Study material

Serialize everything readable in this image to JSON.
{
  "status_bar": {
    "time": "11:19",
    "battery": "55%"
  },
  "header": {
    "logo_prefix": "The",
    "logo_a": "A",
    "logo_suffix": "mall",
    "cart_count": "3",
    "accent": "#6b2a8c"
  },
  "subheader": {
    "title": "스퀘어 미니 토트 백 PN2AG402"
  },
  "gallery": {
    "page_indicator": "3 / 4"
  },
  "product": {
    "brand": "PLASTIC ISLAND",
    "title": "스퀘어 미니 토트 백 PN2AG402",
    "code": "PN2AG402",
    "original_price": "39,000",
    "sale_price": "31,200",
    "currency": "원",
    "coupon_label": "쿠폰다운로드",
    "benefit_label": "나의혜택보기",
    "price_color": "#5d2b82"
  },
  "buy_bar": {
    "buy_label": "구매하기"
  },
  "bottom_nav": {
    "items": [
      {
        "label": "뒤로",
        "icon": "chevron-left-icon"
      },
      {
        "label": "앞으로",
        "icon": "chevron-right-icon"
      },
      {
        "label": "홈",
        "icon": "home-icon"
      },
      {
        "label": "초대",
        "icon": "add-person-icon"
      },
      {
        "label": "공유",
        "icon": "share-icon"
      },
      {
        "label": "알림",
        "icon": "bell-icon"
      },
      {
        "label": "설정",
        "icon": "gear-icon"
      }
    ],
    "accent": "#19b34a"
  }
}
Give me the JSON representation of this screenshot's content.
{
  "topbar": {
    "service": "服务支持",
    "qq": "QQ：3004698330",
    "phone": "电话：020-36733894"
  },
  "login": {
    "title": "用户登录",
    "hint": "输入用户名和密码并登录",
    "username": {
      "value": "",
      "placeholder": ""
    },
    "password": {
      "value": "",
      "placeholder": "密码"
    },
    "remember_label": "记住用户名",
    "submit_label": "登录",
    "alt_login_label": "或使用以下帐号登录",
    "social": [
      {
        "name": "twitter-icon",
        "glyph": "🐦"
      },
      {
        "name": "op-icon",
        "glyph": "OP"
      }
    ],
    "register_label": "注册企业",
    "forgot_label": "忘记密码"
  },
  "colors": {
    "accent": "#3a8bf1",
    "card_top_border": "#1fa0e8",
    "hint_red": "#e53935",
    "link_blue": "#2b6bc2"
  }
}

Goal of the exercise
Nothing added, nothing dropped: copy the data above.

Answer area
Serialize everything readable in this image to JSON.
{
  "status_bar": {
    "time": "11:19",
    "battery": "55%"
  },
  "header": {
    "logo_prefix": "The",
    "logo_a": "A",
    "logo_suffix": "mall",
    "cart_count": "3",
    "accent": "#6b2a8c"
  },
  "subheader": {
    "title": "스퀘어 미니 토트 백 PN2AG402"
  },
  "gallery": {
    "page_indicator": "3 / 4"
  },
  "product": {
    "brand": "PLASTIC ISLAND",
    "title": "스퀘어 미니 토트 백 PN2AG402",
    "code": "PN2AG402",
    "original_price": "39,000",
    "sale_price": "31,200",
    "currency": "원",
    "coupon_label": "쿠폰다운로드",
    "benefit_label": "나의혜택보기",
    "price_color": "#5d2b82"
  },
  "buy_bar": {
    "buy_label": "구매하기"
  },
  "bottom_nav": {
    "items": [
      {
        "label": "뒤로",
        "icon": "chevron-left-icon"
      },
      {
        "label": "앞으로",
        "icon": "chevron-right-icon"
      },
      {
        "label": "홈",
        "icon": "home-icon"
      },
      {
        "label": "초대",
        "icon": "add-person-icon"
      },
      {
        "label": "공유",
        "icon": "share-icon"
      },
      {
        "label": "알림",
        "icon": "bell-icon"
      },
      {
        "label": "설정",
        "icon": "gear-icon"
      }
    ],
    "accent": "#19b34a"
  }
}
Give me the JSON representation of this screenshot's content.
{
  "topbar": {
    "service": "服务支持",
    "qq": "QQ：3004698330",
    "phone": "电话：020-36733894"
  },
  "login": {
    "title": "用户登录",
    "hint": "输入用户名和密码并登录",
    "username": {
      "value": "",
      "placeholder": ""
    },
    "password": {
      "value": "",
      "placeholder": "密码"
    },
    "remember_label": "记住用户名",
    "submit_label": "登录",
    "alt_login_label": "或使用以下帐号登录",
    "social": [
      {
        "name": "twitter-icon",
        "glyph": "🐦"
      },
      {
        "name": "op-icon",
        "glyph": "OP"
      }
    ],
    "register_label": "注册企业",
    "forgot_label": "忘记密码"
  },
  "colors": {
    "accent": "#3a8bf1",
    "card_top_border": "#1fa0e8",
    "hint_red": "#e53935",
    "link_blue": "#2b6bc2"
  }
}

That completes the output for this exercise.